Getting rid of paper checks certainly does not mean that B2B check fraud will be totally eliminated, but it is an important first step. According to the 2018 CSS, about 56 percent of the value of fraudulent checks was from B2B bill payments; by number, 14 percent was B2B bill payments. Not only do businesses have an increased need for secure, digital accessibility because of the pandemic, but also digital AP platforms could reduce health risks since employees no longer have to be physically present in the office to process and mail checks.

Although innovating for B2B payment processing began long before the onset of the COVID-19 crisis, perhaps the pandemic will serve as the catalyst that transforms the way businesses transact with other businesses at a much faster rate. It will be interesting to see what the future holds for B2B check usage as some businesses feel pressured by the public health emergency to adopt digital accounts payable systems. Are the days of stuffing envelopes finally coming to an end?

August 3, 2020

A Checkup on Checks: New Data on Business and Consumer Use

When did you last go to the dentist? OK, maybe too personal. How about this: when and why did you last write a check? For me, it was in December, for my annual purchase of Tag-a-Longs from my niece's Girl Scout troop. My check use is infrequent, but sometimes a check is still my go-to payment instrument. Even though the Federal Reserve Payments Study has found that the number of check payments in the United States declined from 41.9 billion Adobe PDF file formatOff-site link in 2000 to 14.5 billionOff-site link in 2018, U.S. businesses and consumers—like me—continue to use checks for all kinds of reasons, according to the 2018 Check Sample Survey Adobe PDF file format (CSS) report, just published by the Atlanta Fed. The CSS reports check use by businesses and consumers based on a sample of checks cleared by the Federal Reserve in 2018.

Previous iterations of the CSS, which has been conducted since 2001, the 2018 survey estimated percentage shares of checks paid both by purpose (bill, POS, income, casual, and indeterminate) and by payer and payee (business and consumer). In 2018, for the first time, the report includes data about checks returned, allowing for detailed analysis of returns by reason code, including possible fraud.
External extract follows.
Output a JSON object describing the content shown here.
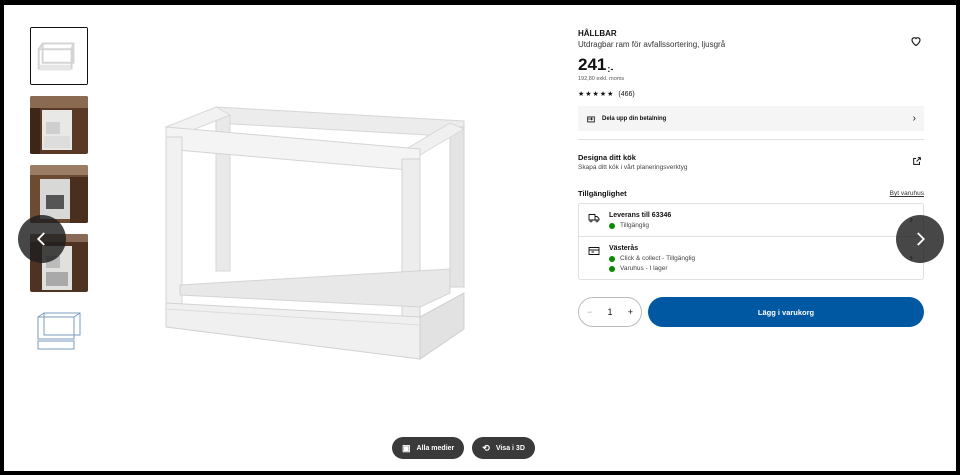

Checks returned are items that the paying depository institution has chosen not to honor and which the Federal Reserve subsequently returns to the depositing institution.

Among the findings:

  • Just over half of checks are written by consumers.
  • Businesses are the recipients of two-thirds of checks.
  • The median value of a check written by a consumer is $116; by a business, $357.
  • Checks written by businesses made up three-fourths of total check value.
  • Checks returned for insufficient funds, which also include uncollected funds holds (funds on deposit but not yet available for withdrawal), were two-thirds of return items by number and half of return items by value.

Want to know more? Join us on Thursday, August 27, from 2 to 3 p.m. (ET), when I and my Retail Payments Risk Forum colleagues delve into the CSS findings in greater detail on our Talk About Payments webinar. You must registerOff-site link in advance to participate. Once you've registered, we'll send you a confirmation email with the access information. (There is no fee for the webinar.)

And before that next dentist visit, why don't you "do-si-do" on over to the Atlanta Fed website and see the report for yourself. You can download the report Adobe PDF file format and Excel data tables Adobe PDF file format and explore, drill down, and be part of the August 27 webinar discussion. Hope to see you there!